Researchers suggested that momentary distraction is a common contributor to road traffic deaths
Researchers suggested that momentary distraction is a common contributor to road traffic deaths

More fatal motorbike crashes take place on nights where there is a full moon, research has found.

A study analysed fatal collisions which took place over a 30-year period in the UK, United States, Canada and Australia, comparing the number that took place on the night of a full moon compared to control nights exactly one week before and one week after.

The increased risk was even more accentuated under a supermoon, when a full moon looks bigger than normal because it is at its closest point to earth.

Researchers suggested that momentary distraction is a common contributor to road traffic deaths, with full moons, which occur about 12 times a year, a potential distraction for roads users.

Data from the official US registry of motor vehicle crashes from 1975 to 2014 showed overall, 4,494 fatal crashes occurred on the 494 nights with a full moon, equal to 9.10 per night, and 8,535 on the 988 control nights without a full moon - equal to 8.64 per night.

This gave an absolute total increase of 226 additional fatal crashes over the study period, meaning for every two full moon nights, there was one additional fatal crash.

Similar results were found when data from the UK, Canada and Australia was analysed.

The study, carried out by the University of Toronto and Princeton University and published in the BMJ, was observational so no firm conclusions can be drawn about cause and effect, researchers said.

But they added that the findings highlight the importance of constant attention when riding, and that extra care is needed when riding during a full moon.

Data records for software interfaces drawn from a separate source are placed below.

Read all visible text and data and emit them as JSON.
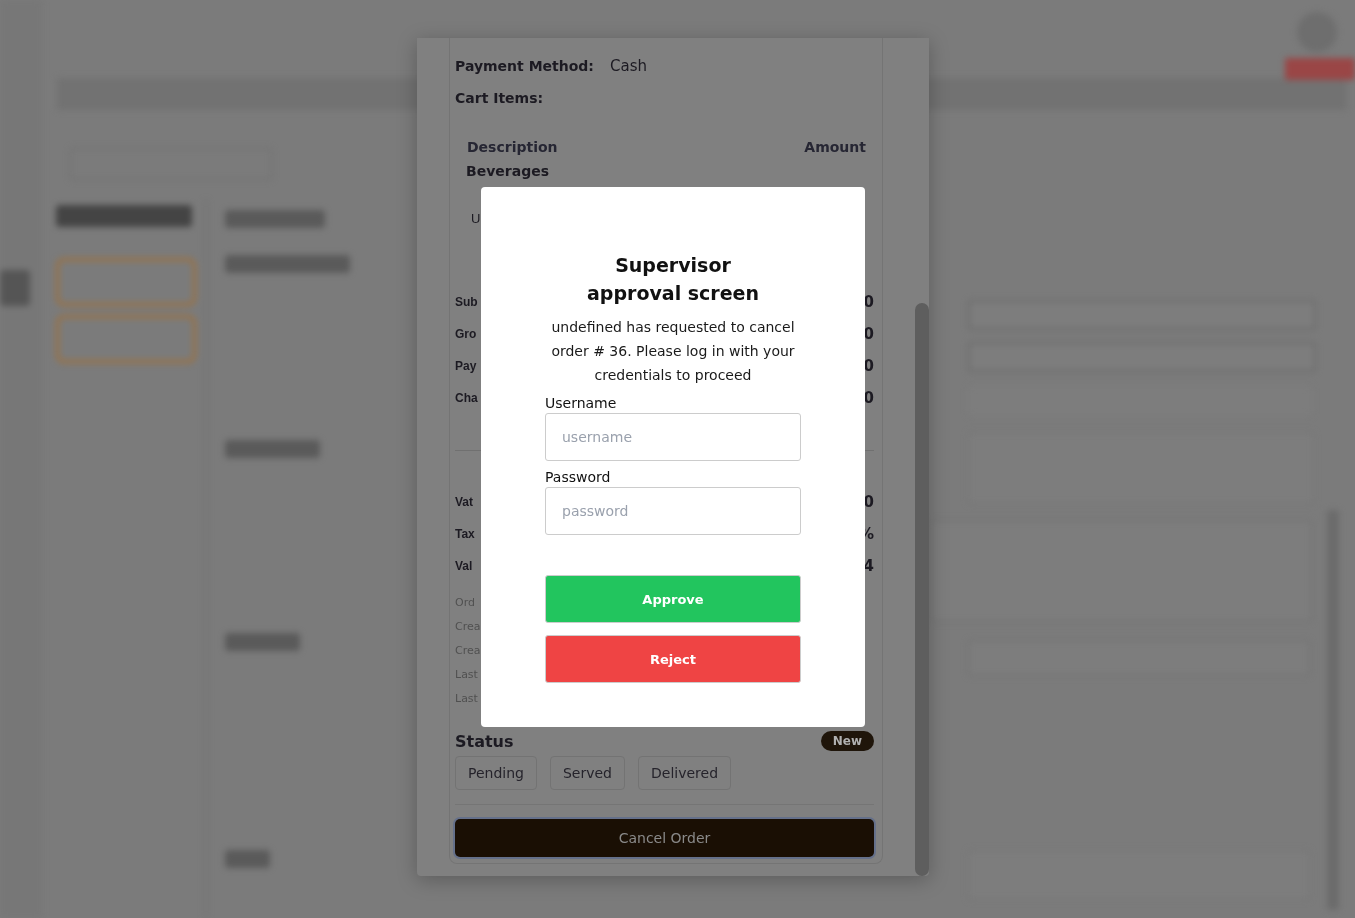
{
  "order_details": {
    "payment_method": {
      "label": "Payment Method:",
      "value": "Cash"
    },
    "cart_items_label": "Cart Items:",
    "columns": [
      "Description",
      "Amount"
    ],
    "category": "Beverages",
    "item_fragment": "U",
    "summary_rows": [
      {
        "label": "Sub",
        "value": "0"
      },
      {
        "label": "Gro",
        "value": "0"
      },
      {
        "label": "Pay",
        "value": "0"
      },
      {
        "label": "Cha",
        "value": "0"
      }
    ],
    "totals_rows": [
      {
        "label": "Vat",
        "value": "0"
      },
      {
        "label": "Tax",
        "value": "%"
      },
      {
        "label": "Val",
        "value": "4"
      }
    ],
    "meta_rows": [
      "Ord",
      "Crea",
      "Crea",
      "Last",
      "Last"
    ],
    "status": {
      "label": "Status",
      "badge": "New"
    },
    "status_buttons": [
      {
        "label": "Pending"
      },
      {
        "label": "Served"
      },
      {
        "label": "Delivered"
      }
    ],
    "cancel_button": "Cancel Order"
  },
  "approval_dialog": {
    "title": "Supervisor approval screen",
    "message": "undefined has requested to cancel order # 36. Please log in with your credentials to proceed",
    "fields": [
      {
        "label": "Username",
        "placeholder": "username"
      },
      {
        "label": "Password",
        "placeholder": "password"
      }
    ],
    "buttons": [
      {
        "label": "Approve",
        "kind": "approve"
      },
      {
        "label": "Reject",
        "kind": "reject"
      }
    ]
  }
}
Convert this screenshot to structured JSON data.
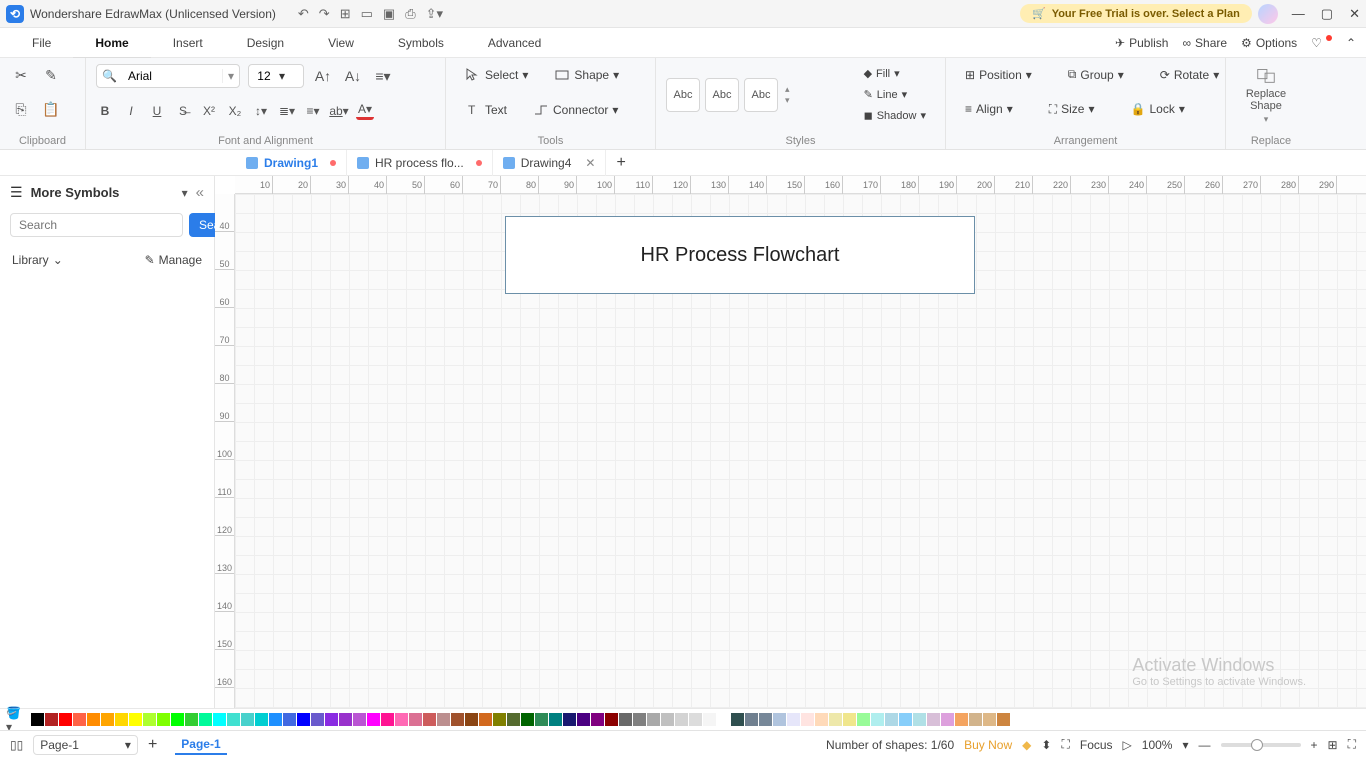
{
  "app": {
    "title": "Wondershare EdrawMax (Unlicensed Version)"
  },
  "trial": {
    "text": "Your Free Trial is over. Select a Plan"
  },
  "menu": {
    "items": [
      "File",
      "Home",
      "Insert",
      "Design",
      "View",
      "Symbols",
      "Advanced"
    ],
    "active": "Home",
    "right": {
      "publish": "Publish",
      "share": "Share",
      "options": "Options"
    }
  },
  "ribbon": {
    "clipboard": {
      "label": "Clipboard"
    },
    "font": {
      "name": "Arial",
      "size": "12",
      "label": "Font and Alignment"
    },
    "tools": {
      "select": "Select",
      "shape": "Shape",
      "text": "Text",
      "connector": "Connector",
      "label": "Tools"
    },
    "styles": {
      "abc": "Abc",
      "label": "Styles",
      "fill": "Fill",
      "line": "Line",
      "shadow": "Shadow"
    },
    "arrange": {
      "position": "Position",
      "group": "Group",
      "rotate": "Rotate",
      "align": "Align",
      "size": "Size",
      "lock": "Lock",
      "label": "Arrangement"
    },
    "replace": {
      "btn": "Replace\nShape",
      "label": "Replace"
    }
  },
  "doctabs": [
    {
      "name": "Drawing1",
      "modified": true,
      "active": true
    },
    {
      "name": "HR process flo...",
      "modified": true,
      "active": false
    },
    {
      "name": "Drawing4",
      "modified": false,
      "active": false,
      "closable": true
    }
  ],
  "sidebar": {
    "title": "More Symbols",
    "search_ph": "Search",
    "search_btn": "Search",
    "library": "Library",
    "manage": "Manage"
  },
  "canvas": {
    "title_shape": "HR Process Flowchart"
  },
  "rulerH": [
    "10",
    "20",
    "30",
    "40",
    "50",
    "60",
    "70",
    "80",
    "90",
    "100",
    "110",
    "120",
    "130",
    "140",
    "150",
    "160",
    "170",
    "180",
    "190",
    "200",
    "210",
    "220",
    "230",
    "240",
    "250",
    "260",
    "270",
    "280",
    "290"
  ],
  "rulerV": [
    "40",
    "50",
    "60",
    "70",
    "80",
    "90",
    "100",
    "110",
    "120",
    "130",
    "140",
    "150",
    "160"
  ],
  "palette": [
    "#000000",
    "#b22222",
    "#ff0000",
    "#ff6347",
    "#ff8c00",
    "#ffa500",
    "#ffd700",
    "#ffff00",
    "#adff2f",
    "#7fff00",
    "#00ff00",
    "#32cd32",
    "#00fa9a",
    "#00ffff",
    "#40e0d0",
    "#48d1cc",
    "#00ced1",
    "#1e90ff",
    "#4169e1",
    "#0000ff",
    "#6a5acd",
    "#8a2be2",
    "#9932cc",
    "#ba55d3",
    "#ff00ff",
    "#ff1493",
    "#ff69b4",
    "#db7093",
    "#cd5c5c",
    "#bc8f8f",
    "#a0522d",
    "#8b4513",
    "#d2691e",
    "#808000",
    "#556b2f",
    "#006400",
    "#2e8b57",
    "#008080",
    "#191970",
    "#4b0082",
    "#800080",
    "#8b0000",
    "#696969",
    "#808080",
    "#a9a9a9",
    "#c0c0c0",
    "#d3d3d3",
    "#dcdcdc",
    "#f5f5f5",
    "#ffffff",
    "#2f4f4f",
    "#708090",
    "#778899",
    "#b0c4de",
    "#e6e6fa",
    "#ffe4e1",
    "#ffdab9",
    "#eee8aa",
    "#f0e68c",
    "#98fb98",
    "#afeeee",
    "#add8e6",
    "#87cefa",
    "#b0e0e6",
    "#d8bfd8",
    "#dda0dd",
    "#f4a460",
    "#d2b48c",
    "#deb887",
    "#cd853f"
  ],
  "status": {
    "page": "Page-1",
    "pagetab": "Page-1",
    "shapes": "Number of shapes: 1/60",
    "buy": "Buy Now",
    "focus": "Focus",
    "zoom": "100%"
  },
  "watermark": {
    "l1": "Activate Windows",
    "l2": "Go to Settings to activate Windows."
  }
}
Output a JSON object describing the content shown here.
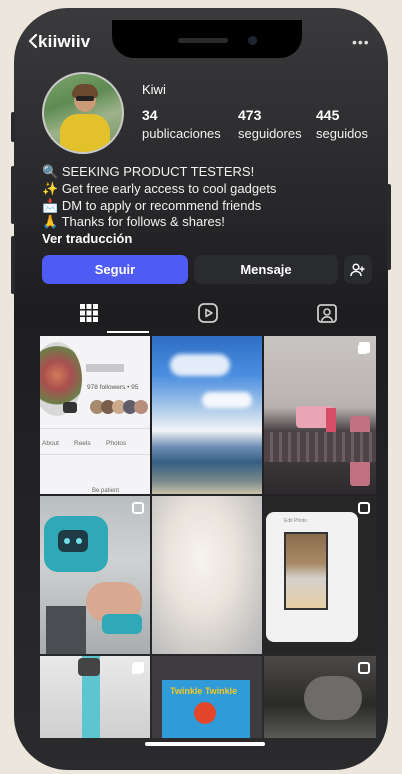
{
  "profile": {
    "username": "kiiwiiv",
    "display_name": "Kiwi",
    "stats": [
      {
        "value": "34",
        "label": "publicaciones"
      },
      {
        "value": "473",
        "label": "seguidores"
      },
      {
        "value": "445",
        "label": "seguidos"
      }
    ],
    "bio": [
      {
        "emoji": "🔍",
        "text": "SEEKING PRODUCT TESTERS!"
      },
      {
        "emoji": "✨",
        "text": "Get free early access to cool gadgets"
      },
      {
        "emoji": "📩",
        "text": "DM to apply or recommend friends"
      },
      {
        "emoji": "🙏",
        "text": "Thanks for follows & shares!"
      }
    ],
    "translate_link": "Ver traducción"
  },
  "actions": {
    "follow_label": "Seguir",
    "message_label": "Mensaje"
  },
  "tabs": [
    "grid-icon",
    "reels-icon",
    "tagged-icon"
  ],
  "grid_posts": {
    "post1": {
      "followers_text": "978 followers • 95",
      "tab_about": "About",
      "tab_reels": "Reels",
      "tab_photos": "Photos",
      "caption": "Be patient"
    },
    "post6": {
      "header": "Edit Photo"
    },
    "post8": {
      "box_text": "Twinkle Twinkle"
    }
  },
  "colors": {
    "follow_button": "#4f5cf3",
    "background": "#0b0b0c",
    "secondary_button": "#2a2b2e"
  }
}
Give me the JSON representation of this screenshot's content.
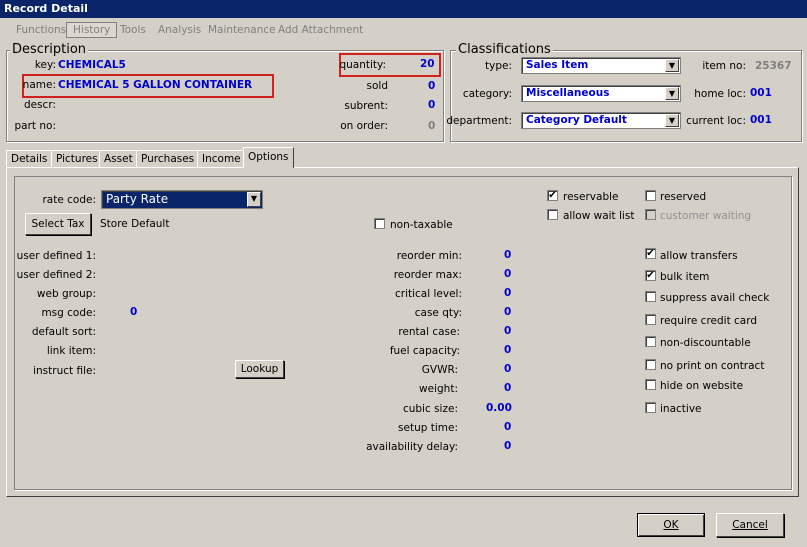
{
  "window": {
    "title": "Record Detail"
  },
  "menu": {
    "functions": "Functions",
    "history": "History",
    "tools": "Tools",
    "analysis": "Analysis",
    "maintenance": "Maintenance",
    "add_attachment": "Add Attachment"
  },
  "description": {
    "title": "Description",
    "key_label": "key:",
    "key_value": "CHEMICAL5",
    "name_label": "name:",
    "name_value": "CHEMICAL 5 GALLON CONTAINER",
    "descr_label": "descr:",
    "part_no_label": "part no:",
    "quantity_label": "quantity:",
    "quantity_value": "20",
    "sold_label": "sold",
    "sold_value": "0",
    "subrent_label": "subrent:",
    "subrent_value": "0",
    "on_order_label": "on order:",
    "on_order_value": "0"
  },
  "classifications": {
    "title": "Classifications",
    "type_label": "type:",
    "type_value": "Sales Item",
    "category_label": "category:",
    "category_value": "Miscellaneous",
    "department_label": "department:",
    "department_value": "Category Default",
    "item_no_label": "item no:",
    "item_no_value": "25367",
    "home_loc_label": "home loc:",
    "home_loc_value": "001",
    "current_loc_label": "current loc:",
    "current_loc_value": "001"
  },
  "tabs": {
    "details": "Details",
    "pictures": "Pictures",
    "asset": "Asset",
    "purchases": "Purchases",
    "income": "Income",
    "options": "Options"
  },
  "options": {
    "rate_code_label": "rate code:",
    "rate_code_value": "Party Rate",
    "select_tax_button": "Select Tax",
    "tax_value": "Store Default",
    "non_taxable_label": "non-taxable",
    "user_defined_1_label": "user defined 1:",
    "user_defined_2_label": "user defined 2:",
    "web_group_label": "web group:",
    "msg_code_label": "msg code:",
    "msg_code_value": "0",
    "default_sort_label": "default sort:",
    "link_item_label": "link item:",
    "instruct_file_label": "instruct file:",
    "lookup_button": "Lookup",
    "reorder_min_label": "reorder min:",
    "reorder_min_value": "0",
    "reorder_max_label": "reorder max:",
    "reorder_max_value": "0",
    "critical_level_label": "critical level:",
    "critical_level_value": "0",
    "case_qty_label": "case qty:",
    "case_qty_value": "0",
    "rental_case_label": "rental case:",
    "rental_case_value": "0",
    "fuel_capacity_label": "fuel capacity:",
    "fuel_capacity_value": "0",
    "gvwr_label": "GVWR:",
    "gvwr_value": "0",
    "weight_label": "weight:",
    "weight_value": "0",
    "cubic_size_label": "cubic size:",
    "cubic_size_value": "0.00",
    "setup_time_label": "setup time:",
    "setup_time_value": "0",
    "availability_delay_label": "availability delay:",
    "availability_delay_value": "0",
    "reservable_label": "reservable",
    "reserved_label": "reserved",
    "allow_wait_list_label": "allow wait list",
    "customer_waiting_label": "customer waiting",
    "allow_transfers_label": "allow transfers",
    "bulk_item_label": "bulk item",
    "suppress_avail_check_label": "suppress avail check",
    "require_credit_card_label": "require credit card",
    "non_discountable_label": "non-discountable",
    "no_print_on_contract_label": "no print on contract",
    "hide_on_website_label": "hide on website",
    "inactive_label": "inactive",
    "check_mark": "✔"
  },
  "footer": {
    "ok": "OK",
    "cancel": "Cancel"
  }
}
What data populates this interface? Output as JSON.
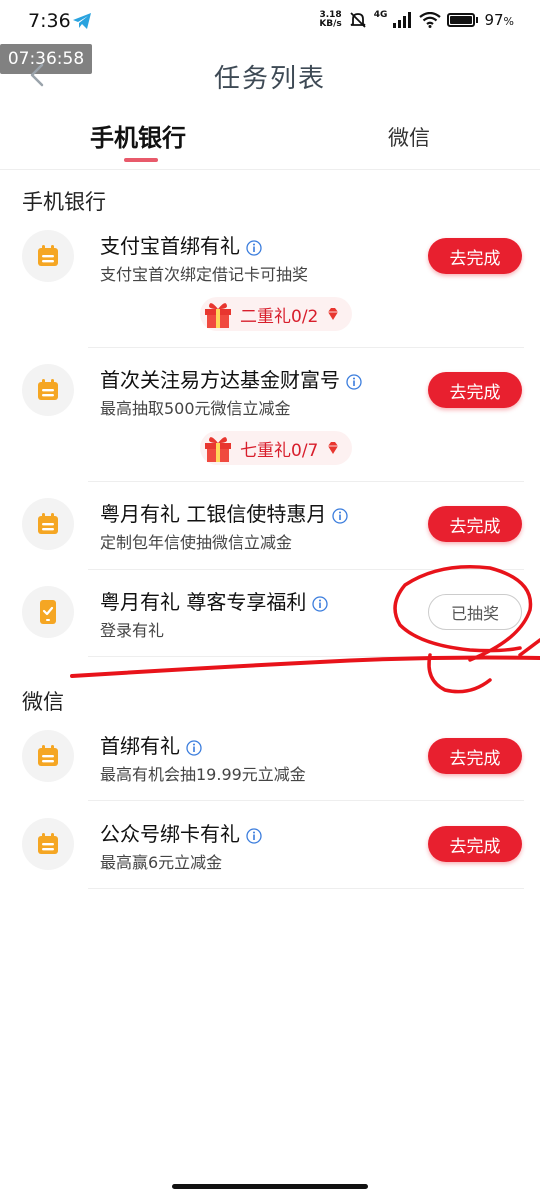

"Additional strategies while riding might include wearing a helmet, activating headlights, scanning the road surface for defects, respecting the weather, being wary of left turning vehicles, obeying traffic laws and forgoing stunts", they added.